For each line of the data below that holds "Cplex", copy the line.

===== PROVIDED MATERIAL =====

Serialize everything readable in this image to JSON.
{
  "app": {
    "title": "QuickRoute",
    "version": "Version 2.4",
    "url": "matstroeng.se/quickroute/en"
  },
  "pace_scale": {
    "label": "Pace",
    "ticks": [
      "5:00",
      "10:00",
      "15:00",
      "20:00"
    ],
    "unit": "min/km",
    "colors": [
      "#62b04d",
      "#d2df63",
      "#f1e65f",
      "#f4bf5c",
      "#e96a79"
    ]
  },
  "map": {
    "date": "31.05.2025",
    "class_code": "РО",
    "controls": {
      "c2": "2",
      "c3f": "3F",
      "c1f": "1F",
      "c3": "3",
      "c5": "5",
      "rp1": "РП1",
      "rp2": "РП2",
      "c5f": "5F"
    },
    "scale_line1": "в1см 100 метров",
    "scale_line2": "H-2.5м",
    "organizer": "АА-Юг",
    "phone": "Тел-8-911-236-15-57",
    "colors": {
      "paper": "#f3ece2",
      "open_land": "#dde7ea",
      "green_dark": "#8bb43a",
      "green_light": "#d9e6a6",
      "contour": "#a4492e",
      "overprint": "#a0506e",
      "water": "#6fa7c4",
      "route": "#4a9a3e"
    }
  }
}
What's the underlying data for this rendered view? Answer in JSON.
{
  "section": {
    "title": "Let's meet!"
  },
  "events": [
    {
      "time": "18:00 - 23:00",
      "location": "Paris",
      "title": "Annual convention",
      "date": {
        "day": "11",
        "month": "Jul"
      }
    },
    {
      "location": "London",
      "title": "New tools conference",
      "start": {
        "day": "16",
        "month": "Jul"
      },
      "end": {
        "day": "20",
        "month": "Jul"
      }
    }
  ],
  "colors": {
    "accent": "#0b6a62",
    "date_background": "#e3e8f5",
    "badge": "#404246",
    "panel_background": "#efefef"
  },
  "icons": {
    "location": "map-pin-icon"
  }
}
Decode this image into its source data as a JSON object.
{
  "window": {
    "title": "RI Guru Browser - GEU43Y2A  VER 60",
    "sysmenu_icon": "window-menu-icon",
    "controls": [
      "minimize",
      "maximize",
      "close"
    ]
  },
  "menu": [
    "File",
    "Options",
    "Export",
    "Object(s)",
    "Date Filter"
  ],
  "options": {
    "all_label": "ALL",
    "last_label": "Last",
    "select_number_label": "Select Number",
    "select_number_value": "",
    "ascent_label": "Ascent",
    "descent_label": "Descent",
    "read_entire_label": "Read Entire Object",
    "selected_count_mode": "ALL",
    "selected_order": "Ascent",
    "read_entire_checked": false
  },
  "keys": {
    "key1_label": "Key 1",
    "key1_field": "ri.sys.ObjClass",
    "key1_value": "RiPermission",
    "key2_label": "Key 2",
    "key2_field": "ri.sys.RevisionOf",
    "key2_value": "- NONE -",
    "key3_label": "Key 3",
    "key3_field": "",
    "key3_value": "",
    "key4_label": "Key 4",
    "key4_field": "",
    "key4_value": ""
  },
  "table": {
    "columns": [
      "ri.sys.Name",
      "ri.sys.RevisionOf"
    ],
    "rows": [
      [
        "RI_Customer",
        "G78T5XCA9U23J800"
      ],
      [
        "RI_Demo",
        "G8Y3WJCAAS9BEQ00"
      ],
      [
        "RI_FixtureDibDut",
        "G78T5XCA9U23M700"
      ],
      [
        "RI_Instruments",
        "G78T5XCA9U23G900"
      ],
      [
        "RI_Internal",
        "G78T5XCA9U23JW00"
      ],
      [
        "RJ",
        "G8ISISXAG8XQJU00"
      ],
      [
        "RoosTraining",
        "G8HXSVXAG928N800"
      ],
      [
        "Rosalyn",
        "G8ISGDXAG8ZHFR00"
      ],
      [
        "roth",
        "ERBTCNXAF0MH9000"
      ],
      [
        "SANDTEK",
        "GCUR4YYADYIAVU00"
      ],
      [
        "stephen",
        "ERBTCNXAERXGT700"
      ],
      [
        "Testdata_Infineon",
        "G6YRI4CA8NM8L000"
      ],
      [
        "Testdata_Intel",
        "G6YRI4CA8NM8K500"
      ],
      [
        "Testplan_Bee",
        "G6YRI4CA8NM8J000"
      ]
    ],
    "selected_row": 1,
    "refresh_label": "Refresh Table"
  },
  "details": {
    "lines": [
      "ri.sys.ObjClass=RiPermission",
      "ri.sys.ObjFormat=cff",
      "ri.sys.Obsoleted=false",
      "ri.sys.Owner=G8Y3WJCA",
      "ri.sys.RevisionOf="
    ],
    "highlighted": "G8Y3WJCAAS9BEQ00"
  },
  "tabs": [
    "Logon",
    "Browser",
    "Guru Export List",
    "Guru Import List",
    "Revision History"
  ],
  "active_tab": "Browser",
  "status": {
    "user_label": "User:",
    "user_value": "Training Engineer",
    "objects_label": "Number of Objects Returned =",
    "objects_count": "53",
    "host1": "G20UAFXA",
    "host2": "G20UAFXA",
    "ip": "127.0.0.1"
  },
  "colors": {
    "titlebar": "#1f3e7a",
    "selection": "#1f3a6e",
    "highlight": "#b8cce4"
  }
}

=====
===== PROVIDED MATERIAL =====

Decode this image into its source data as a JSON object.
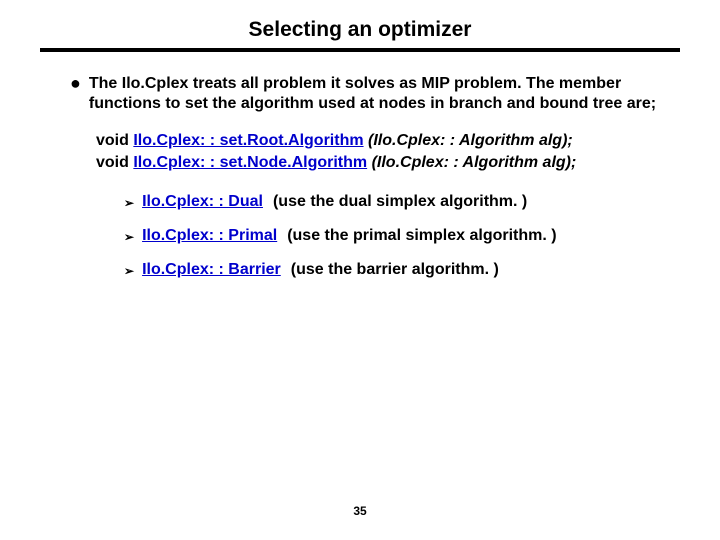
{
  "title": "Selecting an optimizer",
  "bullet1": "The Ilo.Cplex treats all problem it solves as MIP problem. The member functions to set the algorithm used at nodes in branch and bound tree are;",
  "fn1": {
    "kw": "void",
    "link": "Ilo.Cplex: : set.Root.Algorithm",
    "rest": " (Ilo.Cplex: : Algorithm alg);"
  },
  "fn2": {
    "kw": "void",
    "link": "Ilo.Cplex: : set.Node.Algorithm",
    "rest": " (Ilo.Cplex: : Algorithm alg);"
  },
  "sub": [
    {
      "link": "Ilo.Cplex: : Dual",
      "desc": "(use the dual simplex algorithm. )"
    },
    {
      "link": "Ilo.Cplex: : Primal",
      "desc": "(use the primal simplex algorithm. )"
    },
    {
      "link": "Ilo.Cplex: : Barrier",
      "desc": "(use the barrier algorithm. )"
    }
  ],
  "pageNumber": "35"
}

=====

ANSWER SECTION
  "bullet1": "The Ilo.Cplex treats all problem it solves as MIP problem. The member functions to set the algorithm used at nodes in branch and bound tree are;",
    "link": "Ilo.Cplex: : set.Root.Algorithm",
    "rest": " (Ilo.Cplex: : Algorithm alg);"
    "link": "Ilo.Cplex: : set.Node.Algorithm",
    "rest": " (Ilo.Cplex: : Algorithm alg);"
      "link": "Ilo.Cplex: : Dual",
      "link": "Ilo.Cplex: : Primal",
      "link": "Ilo.Cplex: : Barrier",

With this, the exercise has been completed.